They warned me about Reorganization (Reorgy) week at West Point, but there was no way to have a real sense for what was coming.
The week before Reorgy was the last week of basic training or “Beast Barracks” at the Academy, and believe it or not, it was as close to any vacation as I had known thus far. It was hardly basic training, taking place about 10 miles from the West Point grounds at a camp on Lake Frederick. There were leadership exercises during the day, a little boating if I remember correctly, and evening rallies and movies and lots of time to write letters – overall, a general relaxed feeling. It was during this week that West Point Firstie Bob Maruna dropped by my tent and changed my forever.
But we were told what was coming – Reorgy – the week when ALL the sophomores (Yearlings), juniors (Cows), and seniors (Firsties) descended on the West Point campus from their various summer assignments and made life for us Plebes a living hell. Previously, during the summer there were a few upperclassmen around who would haze us, mostly Firsties. The ratio was maybe 10 plebes to every 1 upperclassman. But now everything was about to change. The Yearlings, Cows and Firsties all had the right to haze Plebes, and most didn’t seem to hold back. That reversed the ratio: 1 Plebe to every 3 upperclassmen. Life was about to get tough.
We still had no idea.
I met my two new Plebe roommates at the start of the week: first, there was hapless Jamie, who had trouble labeling and putting his dirty clothes in the bag for the laundry service to clean (actually going to the cadet store to buy new underwear). The dear chap would flunk out at the end of first semester. But the other guy in our three bed room was at the opposite end of the spectrum – Rocky – who would go on to complete West Point and become an Army neurosurgeon. Thinking about it years later makes me laugh – the phrase oil and water comes to mind.
The three of us returned from our 10 mile forced march with dirty everything from bivouacking and set about to organize our room for the start of the academic year.
Before too long, our new assistant squad leader dropped by to introduce himself. He was a Yearling, a friendly sort, and I got the impression he was on our team. Before he left, he said nonchalantly, “You guys smell. You’d better keep the door open and air things out.”
And soon we had another visitor: A particularly nasty Cow, a member of our new company (and apparently our new neighbor down the hall), he had walked by our room with its open door and didn’t like the odor. “Hey, you plebes, you smell! Keep your door closed!”
Yes sir. We closed the door. (Maybe we weren’t too bright, but I can only say that speaking up to this guy didn’t seem to be the thing to do.)

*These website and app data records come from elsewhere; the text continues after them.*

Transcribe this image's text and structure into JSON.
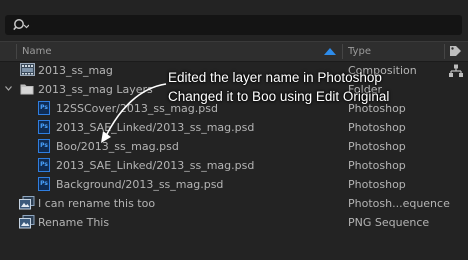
{
  "search": {
    "placeholder": ""
  },
  "header": {
    "name_label": "Name",
    "type_label": "Type"
  },
  "rows": [
    {
      "name": "2013_ss_mag",
      "type": "Composition",
      "icon": "composition-icon"
    },
    {
      "name": "2013_ss_mag Layers",
      "type": "Folder",
      "icon": "folder-icon"
    },
    {
      "name": "12SSCover/2013_ss_mag.psd",
      "type": "Photoshop",
      "icon": "photoshop-file-icon"
    },
    {
      "name": "2013_SAE_Linked/2013_ss_mag.psd",
      "type": "Photoshop",
      "icon": "photoshop-file-icon"
    },
    {
      "name": "Boo/2013_ss_mag.psd",
      "type": "Photoshop",
      "icon": "photoshop-file-icon"
    },
    {
      "name": "2013_SAE_Linked/2013_ss_mag.psd",
      "type": "Photoshop",
      "icon": "photoshop-file-icon"
    },
    {
      "name": "Background/2013_ss_mag.psd",
      "type": "Photoshop",
      "icon": "photoshop-file-icon"
    },
    {
      "name": "I can rename this too",
      "type": "Photosh...equence",
      "icon": "image-sequence-icon"
    },
    {
      "name": "Rename This",
      "type": "PNG Sequence",
      "icon": "image-sequence-icon"
    }
  ],
  "annotation": {
    "line1": "Edited the layer name in Photoshop",
    "line2": "Changed it to Boo using Edit Original"
  },
  "colors": {
    "accent": "#2d8ceb",
    "background": "#232323",
    "photoshop_blue": "#2f7ee0"
  }
}
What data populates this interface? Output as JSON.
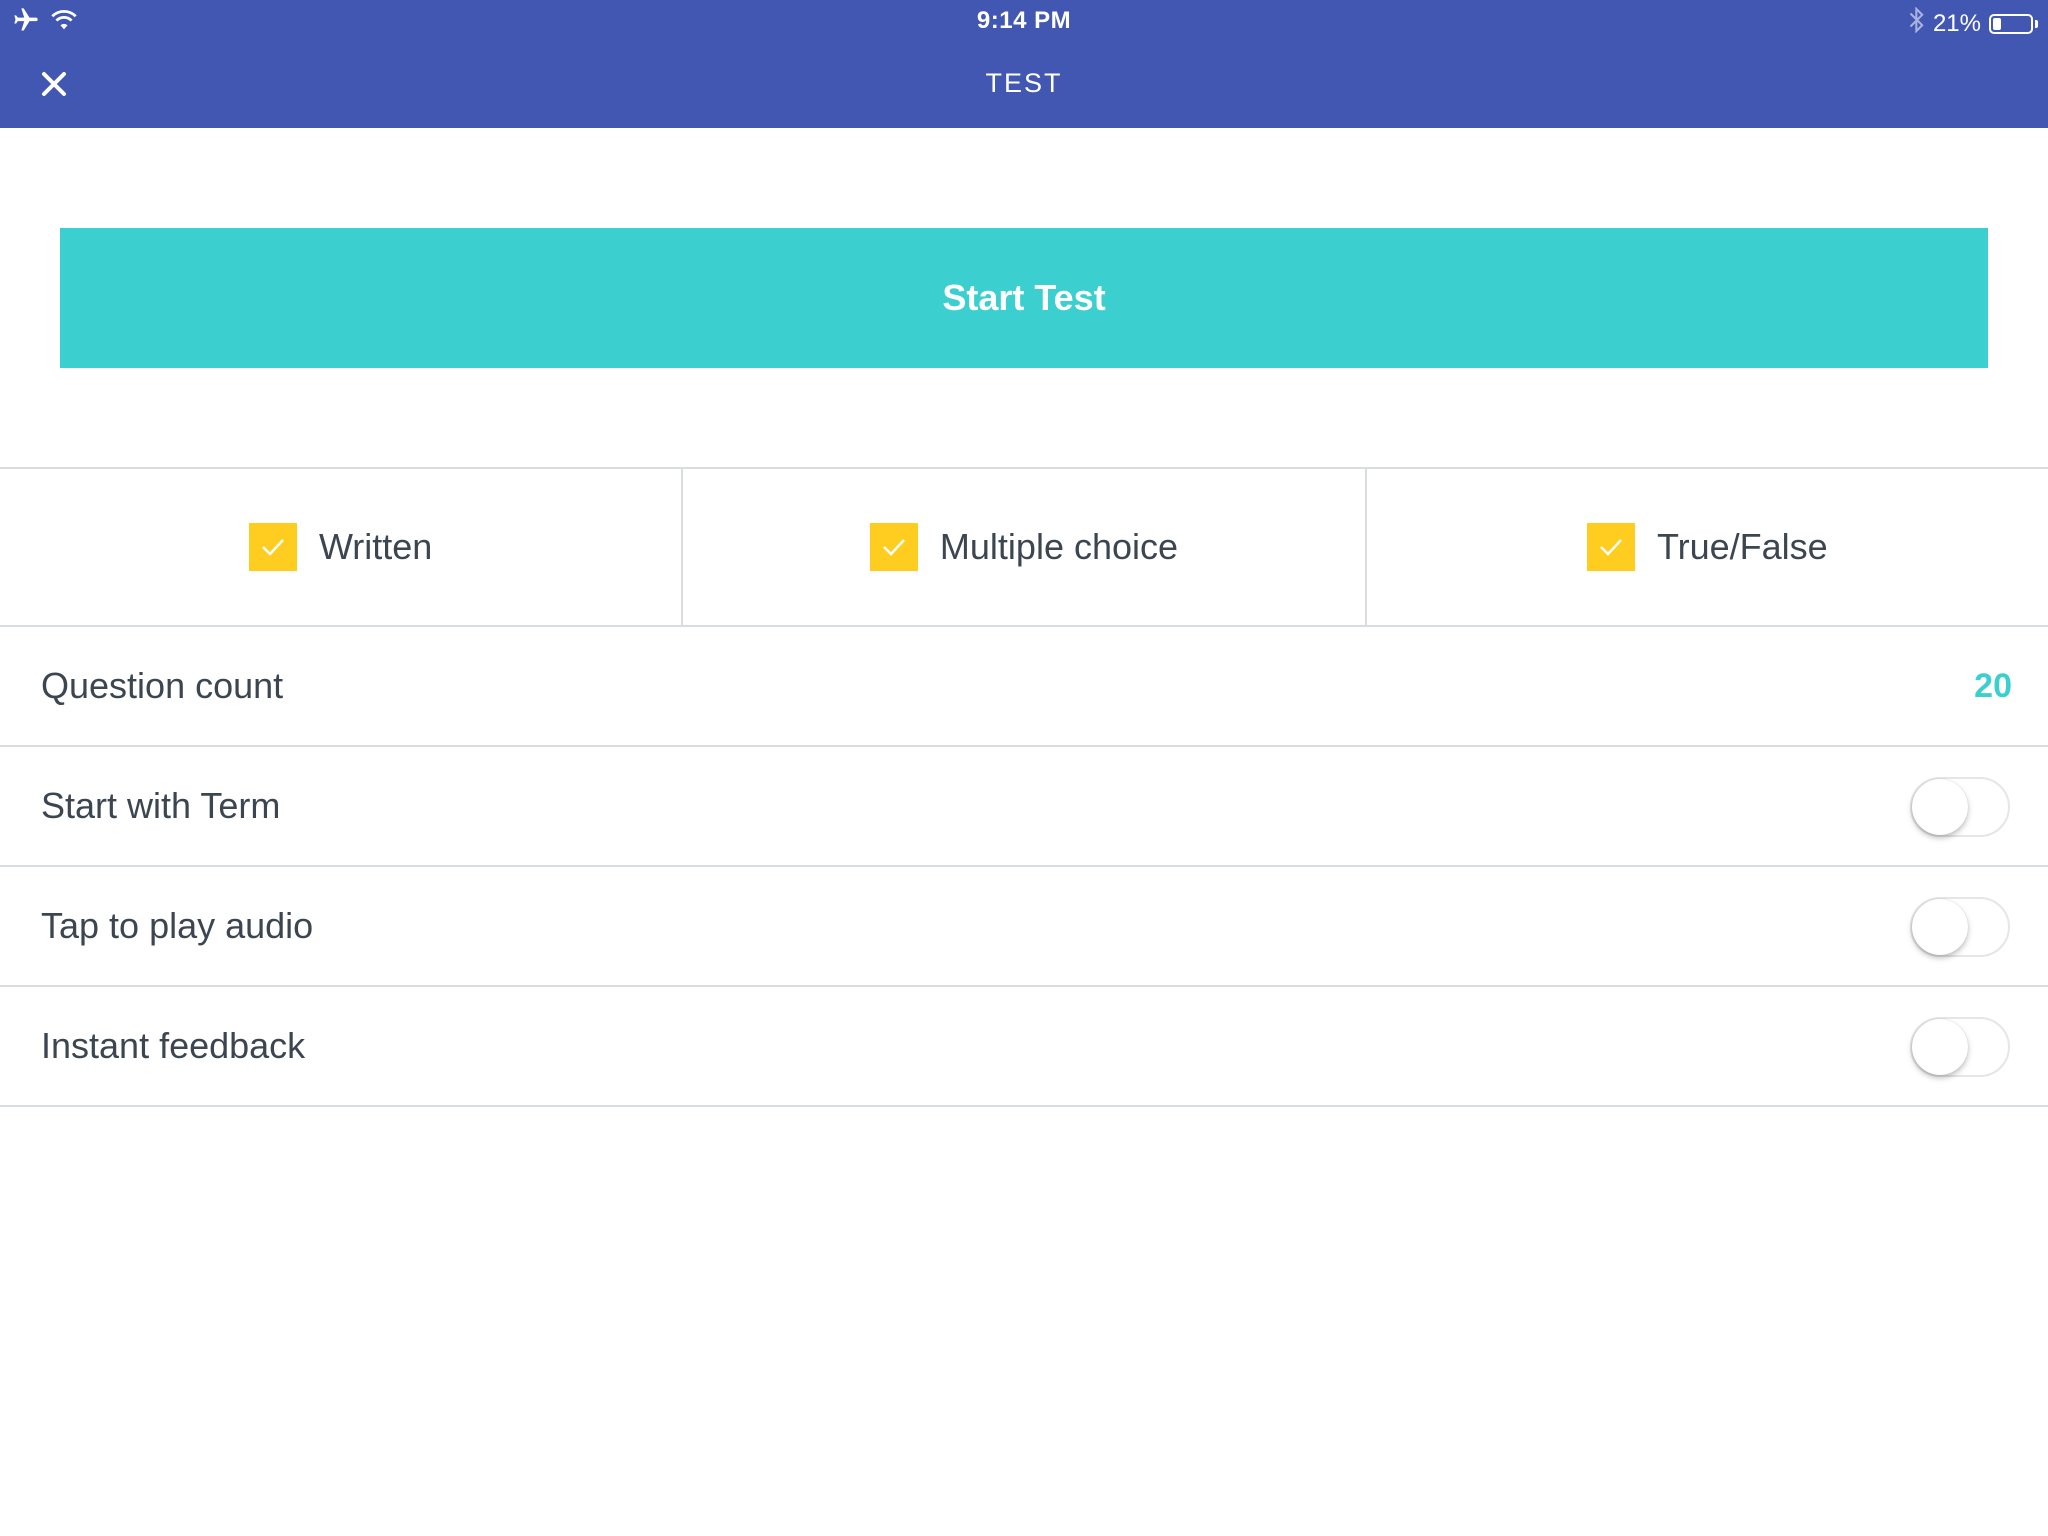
{
  "status_bar": {
    "time": "9:14 PM",
    "battery": "21%",
    "battery_level": 0.21,
    "icons": [
      "airplane-icon",
      "wifi-icon",
      "bluetooth-icon",
      "battery-icon"
    ]
  },
  "header": {
    "title": "TEST",
    "background_color": "#4257b2"
  },
  "start_button": {
    "label": "Start Test",
    "color": "#3ccfcf"
  },
  "question_types": [
    {
      "label": "Written",
      "checked": true
    },
    {
      "label": "Multiple choice",
      "checked": true
    },
    {
      "label": "True/False",
      "checked": true
    }
  ],
  "settings": {
    "question_count": {
      "label": "Question count",
      "value": "20"
    },
    "start_with_term": {
      "label": "Start with Term",
      "on": false
    },
    "tap_to_play_audio": {
      "label": "Tap to play audio",
      "on": false
    },
    "instant_feedback": {
      "label": "Instant feedback",
      "on": false
    }
  },
  "colors": {
    "accent": "#3ccfcf",
    "checkbox": "#ffcd1f",
    "text": "#3c4650",
    "divider": "#d9dde0"
  }
}
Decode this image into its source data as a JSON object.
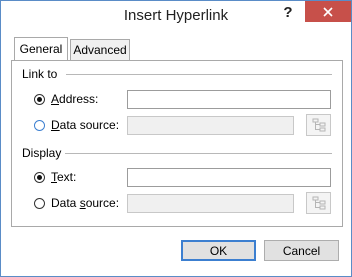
{
  "dialog": {
    "title": "Insert Hyperlink",
    "help_glyph": "?",
    "close_icon": "close-icon",
    "close_color": "#c7504a"
  },
  "tabs": [
    {
      "label": "General",
      "active": true
    },
    {
      "label": "Advanced",
      "active": false
    }
  ],
  "link_to": {
    "group_label": "Link to",
    "address": {
      "accel": "A",
      "rest": "ddress:",
      "selected": true,
      "value": ""
    },
    "data_source": {
      "prefix": "",
      "accel": "D",
      "rest": "ata source:",
      "selected": false,
      "enabled": false
    }
  },
  "display": {
    "group_label": "Display",
    "text": {
      "accel": "T",
      "rest": "ext:",
      "selected": true,
      "value": ""
    },
    "data_source": {
      "prefix": "Data ",
      "accel": "s",
      "rest": "ource:",
      "selected": false,
      "enabled": false
    }
  },
  "buttons": {
    "ok": "OK",
    "cancel": "Cancel"
  }
}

And then there we two strong knocks at the door. “Enter sir!” one of us bellowed. It was Friendly Yearling, frustrated. “Hey you guys, I thought I made it clear that I wanted you to air things out. Keep this door open.”
Do you know where this is going?
The Nasty Cow came back, loudly and very unpleasantly from the hallway: “One of you Plebes, post out here pronto!” Of the three of us, I volunteered (never do that in the Army) and thus began a couple of weeks of required visits to the sadist’s room for an extra helping of hazing. It remains one of my worst memories of the Academy.
I share all this to give you a glimpse of a particularly terrible week in my life. And yet, God was at work in my life, moving and drawing me. I had just heard the gospel the week before, and had been invited to a retreat at the end of Reorgy for Cadet Chapel Sunday School teachers. And yet, as the end of Hell week approached, my attendance at said retreat was in serious question, at least according to another young man who was my new squad leader, again an unforgettable and seemingly unkind Firstie Cadet named Zunde.
To this day, I remember the three of us, Jamie, Rocky and me, standing at attention in Zunde’s room, waiting his word on the fate of our upcoming weekend. I so wanted to go on that retreat, but would Zunde give his okay?
And as we stood stiff in his room, waiting for his judgment, fearful of his final word, in one glorious moment, I sensed something wonderful. There were not just four of us in that room, the hazer and his three hazees. No…there was another.
Jesus was there. Really. He was. I could tell. I was not alone.
I was going on that retreat.
I’ve never had the same sense like I did that week some 32 years ago, but it doesn’t matter. He has been with me ever since, just like He promised to be with all those who follow Him:
“And behold, I am with you always, to the end of the age.” Matthew 28:20 (ESV)
Inspired Readers: Tomorrow, Tuesday, February 10 – we begin the book of Acts, chapter 1.